Go through the records below and report each line with "that" in it.

........

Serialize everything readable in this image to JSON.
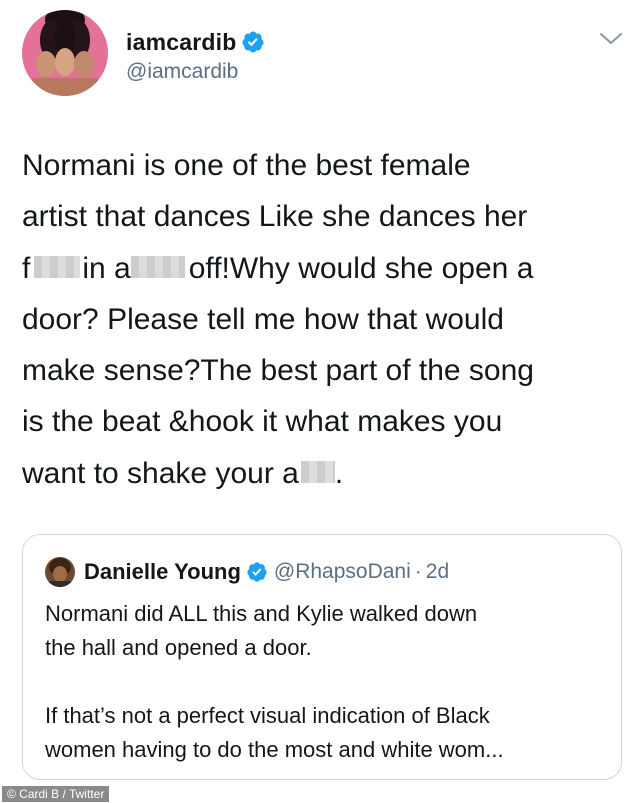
{
  "tweet": {
    "display_name": "iamcardib",
    "handle": "@iamcardib",
    "text": {
      "line1": "Normani is one of the best female",
      "line2": "artist that dances Like she dances her",
      "line3_a": "f",
      "line3_b": "in a",
      "line3_c": "off!Why would she open a",
      "line4": "door? Please tell me how that would",
      "line5": "make sense?The best part of the song",
      "line6": "is the beat &hook  it what makes you",
      "line7_a": "want to shake your a",
      "line7_b": "."
    }
  },
  "quoted_tweet": {
    "display_name": "Danielle Young",
    "handle": "@RhapsoDani",
    "separator": "·",
    "time": "2d",
    "text": {
      "line1": "Normani did ALL this and Kylie walked down",
      "line2": "the hall and opened a door.",
      "line3": "If that’s not a perfect visual indication of Black",
      "line4": "women having to do the most and white wom..."
    }
  },
  "photo_credit": "© Cardi B / Twitter",
  "colors": {
    "verified": "#1da1f2",
    "secondary_text": "#5b7083",
    "border": "#cfd9de",
    "avatar_background": "#e5709a"
  },
  "icons": {
    "verified": "verified-badge-icon",
    "more": "chevron-down-icon"
  }
}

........

#### [ANSWER TO THE EXERCISE]
      "line2": "artist that dances Like she dances her",
      "line4": "door? Please tell me how that would",
      "line3": "If that’s not a perfect visual indication of Black",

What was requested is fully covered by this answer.